Stored dataset items:
Segment Open
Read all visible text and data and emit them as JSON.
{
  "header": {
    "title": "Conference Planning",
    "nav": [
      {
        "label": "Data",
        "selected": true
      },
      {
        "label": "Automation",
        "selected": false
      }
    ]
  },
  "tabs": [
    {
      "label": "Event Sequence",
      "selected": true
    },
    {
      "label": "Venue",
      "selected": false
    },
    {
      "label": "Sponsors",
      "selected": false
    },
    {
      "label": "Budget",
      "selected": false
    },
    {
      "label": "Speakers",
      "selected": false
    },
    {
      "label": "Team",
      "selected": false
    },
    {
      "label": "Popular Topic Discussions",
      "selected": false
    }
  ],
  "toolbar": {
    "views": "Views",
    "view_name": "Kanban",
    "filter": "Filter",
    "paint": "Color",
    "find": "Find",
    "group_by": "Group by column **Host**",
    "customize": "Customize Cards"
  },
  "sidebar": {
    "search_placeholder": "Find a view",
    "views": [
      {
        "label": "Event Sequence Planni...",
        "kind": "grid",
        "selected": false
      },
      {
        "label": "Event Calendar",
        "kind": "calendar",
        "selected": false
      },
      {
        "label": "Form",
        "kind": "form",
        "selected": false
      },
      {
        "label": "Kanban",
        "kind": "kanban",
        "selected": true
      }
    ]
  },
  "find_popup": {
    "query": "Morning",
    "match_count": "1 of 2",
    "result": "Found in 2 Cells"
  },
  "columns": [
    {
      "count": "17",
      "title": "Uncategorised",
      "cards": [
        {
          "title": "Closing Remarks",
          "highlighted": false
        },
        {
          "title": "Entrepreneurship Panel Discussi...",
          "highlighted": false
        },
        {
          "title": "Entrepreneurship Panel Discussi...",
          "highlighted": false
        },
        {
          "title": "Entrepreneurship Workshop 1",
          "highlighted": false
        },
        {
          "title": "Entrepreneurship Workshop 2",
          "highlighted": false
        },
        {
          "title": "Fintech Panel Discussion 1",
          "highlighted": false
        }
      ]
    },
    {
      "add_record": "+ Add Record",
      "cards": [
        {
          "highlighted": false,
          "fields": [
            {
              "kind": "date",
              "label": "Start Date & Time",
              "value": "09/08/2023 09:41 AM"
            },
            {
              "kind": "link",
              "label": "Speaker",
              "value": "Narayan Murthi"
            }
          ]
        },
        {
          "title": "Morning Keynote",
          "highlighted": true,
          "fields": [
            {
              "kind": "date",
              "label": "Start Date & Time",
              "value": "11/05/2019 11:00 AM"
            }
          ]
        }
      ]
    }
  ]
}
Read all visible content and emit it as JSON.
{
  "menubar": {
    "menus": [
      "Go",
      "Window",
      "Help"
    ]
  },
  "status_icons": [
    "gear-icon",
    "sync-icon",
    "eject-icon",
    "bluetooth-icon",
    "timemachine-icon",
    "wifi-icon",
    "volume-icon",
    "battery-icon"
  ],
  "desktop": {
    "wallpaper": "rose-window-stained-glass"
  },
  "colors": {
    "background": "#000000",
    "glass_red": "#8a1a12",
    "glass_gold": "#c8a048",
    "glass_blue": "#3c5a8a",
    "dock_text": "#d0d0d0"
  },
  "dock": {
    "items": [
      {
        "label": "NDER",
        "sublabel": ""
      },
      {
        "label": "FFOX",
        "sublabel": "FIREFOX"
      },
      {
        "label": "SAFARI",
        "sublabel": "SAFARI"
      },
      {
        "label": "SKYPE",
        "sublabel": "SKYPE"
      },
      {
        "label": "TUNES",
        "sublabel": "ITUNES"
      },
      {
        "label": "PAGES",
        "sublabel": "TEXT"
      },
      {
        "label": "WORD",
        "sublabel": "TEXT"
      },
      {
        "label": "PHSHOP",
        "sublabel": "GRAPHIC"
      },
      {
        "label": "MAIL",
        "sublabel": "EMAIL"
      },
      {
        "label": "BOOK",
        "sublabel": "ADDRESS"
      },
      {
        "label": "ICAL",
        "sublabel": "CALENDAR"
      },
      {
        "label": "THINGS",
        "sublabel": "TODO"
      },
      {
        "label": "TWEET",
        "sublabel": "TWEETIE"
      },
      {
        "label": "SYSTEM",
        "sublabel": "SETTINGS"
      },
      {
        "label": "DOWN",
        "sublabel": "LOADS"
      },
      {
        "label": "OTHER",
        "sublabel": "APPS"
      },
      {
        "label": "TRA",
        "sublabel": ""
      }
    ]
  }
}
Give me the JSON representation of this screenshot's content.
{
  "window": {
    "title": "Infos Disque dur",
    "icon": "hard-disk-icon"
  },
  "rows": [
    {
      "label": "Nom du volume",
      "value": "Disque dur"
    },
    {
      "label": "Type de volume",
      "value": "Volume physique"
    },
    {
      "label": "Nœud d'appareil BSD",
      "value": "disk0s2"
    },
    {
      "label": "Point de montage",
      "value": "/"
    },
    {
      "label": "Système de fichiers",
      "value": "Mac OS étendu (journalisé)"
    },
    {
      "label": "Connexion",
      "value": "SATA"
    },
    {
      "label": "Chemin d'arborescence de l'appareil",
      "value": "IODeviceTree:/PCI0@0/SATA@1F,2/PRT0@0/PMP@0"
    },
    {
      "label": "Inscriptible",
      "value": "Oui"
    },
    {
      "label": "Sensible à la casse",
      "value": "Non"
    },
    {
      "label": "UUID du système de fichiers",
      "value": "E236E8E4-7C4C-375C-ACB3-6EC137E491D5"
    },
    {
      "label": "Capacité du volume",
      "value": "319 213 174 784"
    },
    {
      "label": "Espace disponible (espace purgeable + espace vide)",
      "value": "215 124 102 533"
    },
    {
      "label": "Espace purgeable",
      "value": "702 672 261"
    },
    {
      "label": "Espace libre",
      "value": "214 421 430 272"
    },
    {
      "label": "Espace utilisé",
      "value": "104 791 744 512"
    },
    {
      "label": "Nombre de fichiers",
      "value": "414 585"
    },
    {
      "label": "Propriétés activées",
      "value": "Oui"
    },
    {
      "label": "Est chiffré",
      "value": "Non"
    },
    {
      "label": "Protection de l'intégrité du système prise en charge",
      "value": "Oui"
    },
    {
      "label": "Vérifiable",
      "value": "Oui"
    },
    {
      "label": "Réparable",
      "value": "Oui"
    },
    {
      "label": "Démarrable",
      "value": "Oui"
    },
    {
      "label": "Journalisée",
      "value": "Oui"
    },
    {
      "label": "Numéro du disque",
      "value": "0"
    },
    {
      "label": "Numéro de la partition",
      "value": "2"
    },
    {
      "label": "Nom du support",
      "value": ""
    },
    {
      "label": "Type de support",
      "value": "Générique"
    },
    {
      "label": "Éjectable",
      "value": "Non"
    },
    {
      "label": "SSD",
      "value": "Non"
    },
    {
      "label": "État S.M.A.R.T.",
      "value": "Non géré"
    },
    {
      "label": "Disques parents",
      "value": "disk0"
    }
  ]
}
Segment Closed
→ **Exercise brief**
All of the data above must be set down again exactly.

→ **Your solution**
Read all visible text and data and emit them as JSON.
{
  "header": {
    "title": "Conference Planning",
    "nav": [
      {
        "label": "Data",
        "selected": true
      },
      {
        "label": "Automation",
        "selected": false
      }
    ]
  },
  "tabs": [
    {
      "label": "Event Sequence",
      "selected": true
    },
    {
      "label": "Venue",
      "selected": false
    },
    {
      "label": "Sponsors",
      "selected": false
    },
    {
      "label": "Budget",
      "selected": false
    },
    {
      "label": "Speakers",
      "selected": false
    },
    {
      "label": "Team",
      "selected": false
    },
    {
      "label": "Popular Topic Discussions",
      "selected": false
    }
  ],
  "toolbar": {
    "views": "Views",
    "view_name": "Kanban",
    "filter": "Filter",
    "paint": "Color",
    "find": "Find",
    "group_by": "Group by column **Host**",
    "customize": "Customize Cards"
  },
  "sidebar": {
    "search_placeholder": "Find a view",
    "views": [
      {
        "label": "Event Sequence Planni...",
        "kind": "grid",
        "selected": false
      },
      {
        "label": "Event Calendar",
        "kind": "calendar",
        "selected": false
      },
      {
        "label": "Form",
        "kind": "form",
        "selected": false
      },
      {
        "label": "Kanban",
        "kind": "kanban",
        "selected": true
      }
    ]
  },
  "find_popup": {
    "query": "Morning",
    "match_count": "1 of 2",
    "result": "Found in 2 Cells"
  },
  "columns": [
    {
      "count": "17",
      "title": "Uncategorised",
      "cards": [
        {
          "title": "Closing Remarks",
          "highlighted": false
        },
        {
          "title": "Entrepreneurship Panel Discussi...",
          "highlighted": false
        },
        {
          "title": "Entrepreneurship Panel Discussi...",
          "highlighted": false
        },
        {
          "title": "Entrepreneurship Workshop 1",
          "highlighted": false
        },
        {
          "title": "Entrepreneurship Workshop 2",
          "highlighted": false
        },
        {
          "title": "Fintech Panel Discussion 1",
          "highlighted": false
        }
      ]
    },
    {
      "add_record": "+ Add Record",
      "cards": [
        {
          "highlighted": false,
          "fields": [
            {
              "kind": "date",
              "label": "Start Date & Time",
              "value": "09/08/2023 09:41 AM"
            },
            {
              "kind": "link",
              "label": "Speaker",
              "value": "Narayan Murthi"
            }
          ]
        },
        {
          "title": "Morning Keynote",
          "highlighted": true,
          "fields": [
            {
              "kind": "date",
              "label": "Start Date & Time",
              "value": "11/05/2019 11:00 AM"
            }
          ]
        }
      ]
    }
  ]
}
Read all visible content and emit it as JSON.
{
  "menubar": {
    "menus": [
      "Go",
      "Window",
      "Help"
    ]
  },
  "status_icons": [
    "gear-icon",
    "sync-icon",
    "eject-icon",
    "bluetooth-icon",
    "timemachine-icon",
    "wifi-icon",
    "volume-icon",
    "battery-icon"
  ],
  "desktop": {
    "wallpaper": "rose-window-stained-glass"
  },
  "colors": {
    "background": "#000000",
    "glass_red": "#8a1a12",
    "glass_gold": "#c8a048",
    "glass_blue": "#3c5a8a",
    "dock_text": "#d0d0d0"
  },
  "dock": {
    "items": [
      {
        "label": "NDER",
        "sublabel": ""
      },
      {
        "label": "FFOX",
        "sublabel": "FIREFOX"
      },
      {
        "label": "SAFARI",
        "sublabel": "SAFARI"
      },
      {
        "label": "SKYPE",
        "sublabel": "SKYPE"
      },
      {
        "label": "TUNES",
        "sublabel": "ITUNES"
      },
      {
        "label": "PAGES",
        "sublabel": "TEXT"
      },
      {
        "label": "WORD",
        "sublabel": "TEXT"
      },
      {
        "label": "PHSHOP",
        "sublabel": "GRAPHIC"
      },
      {
        "label": "MAIL",
        "sublabel": "EMAIL"
      },
      {
        "label": "BOOK",
        "sublabel": "ADDRESS"
      },
      {
        "label": "ICAL",
        "sublabel": "CALENDAR"
      },
      {
        "label": "THINGS",
        "sublabel": "TODO"
      },
      {
        "label": "TWEET",
        "sublabel": "TWEETIE"
      },
      {
        "label": "SYSTEM",
        "sublabel": "SETTINGS"
      },
      {
        "label": "DOWN",
        "sublabel": "LOADS"
      },
      {
        "label": "OTHER",
        "sublabel": "APPS"
      },
      {
        "label": "TRA",
        "sublabel": ""
      }
    ]
  }
}
Give me the JSON representation of this screenshot's content.
{
  "window": {
    "title": "Infos Disque dur",
    "icon": "hard-disk-icon"
  },
  "rows": [
    {
      "label": "Nom du volume",
      "value": "Disque dur"
    },
    {
      "label": "Type de volume",
      "value": "Volume physique"
    },
    {
      "label": "Nœud d'appareil BSD",
      "value": "disk0s2"
    },
    {
      "label": "Point de montage",
      "value": "/"
    },
    {
      "label": "Système de fichiers",
      "value": "Mac OS étendu (journalisé)"
    },
    {
      "label": "Connexion",
      "value": "SATA"
    },
    {
      "label": "Chemin d'arborescence de l'appareil",
      "value": "IODeviceTree:/PCI0@0/SATA@1F,2/PRT0@0/PMP@0"
    },
    {
      "label": "Inscriptible",
      "value": "Oui"
    },
    {
      "label": "Sensible à la casse",
      "value": "Non"
    },
    {
      "label": "UUID du système de fichiers",
      "value": "E236E8E4-7C4C-375C-ACB3-6EC137E491D5"
    },
    {
      "label": "Capacité du volume",
      "value": "319 213 174 784"
    },
    {
      "label": "Espace disponible (espace purgeable + espace vide)",
      "value": "215 124 102 533"
    },
    {
      "label": "Espace purgeable",
      "value": "702 672 261"
    },
    {
      "label": "Espace libre",
      "value": "214 421 430 272"
    },
    {
      "label": "Espace utilisé",
      "value": "104 791 744 512"
    },
    {
      "label": "Nombre de fichiers",
      "value": "414 585"
    },
    {
      "label": "Propriétés activées",
      "value": "Oui"
    },
    {
      "label": "Est chiffré",
      "value": "Non"
    },
    {
      "label": "Protection de l'intégrité du système prise en charge",
      "value": "Oui"
    },
    {
      "label": "Vérifiable",
      "value": "Oui"
    },
    {
      "label": "Réparable",
      "value": "Oui"
    },
    {
      "label": "Démarrable",
      "value": "Oui"
    },
    {
      "label": "Journalisée",
      "value": "Oui"
    },
    {
      "label": "Numéro du disque",
      "value": "0"
    },
    {
      "label": "Numéro de la partition",
      "value": "2"
    },
    {
      "label": "Nom du support",
      "value": ""
    },
    {
      "label": "Type de support",
      "value": "Générique"
    },
    {
      "label": "Éjectable",
      "value": "Non"
    },
    {
      "label": "SSD",
      "value": "Non"
    },
    {
      "label": "État S.M.A.R.T.",
      "value": "Non géré"
    },
    {
      "label": "Disques parents",
      "value": "disk0"
    }
  ]
}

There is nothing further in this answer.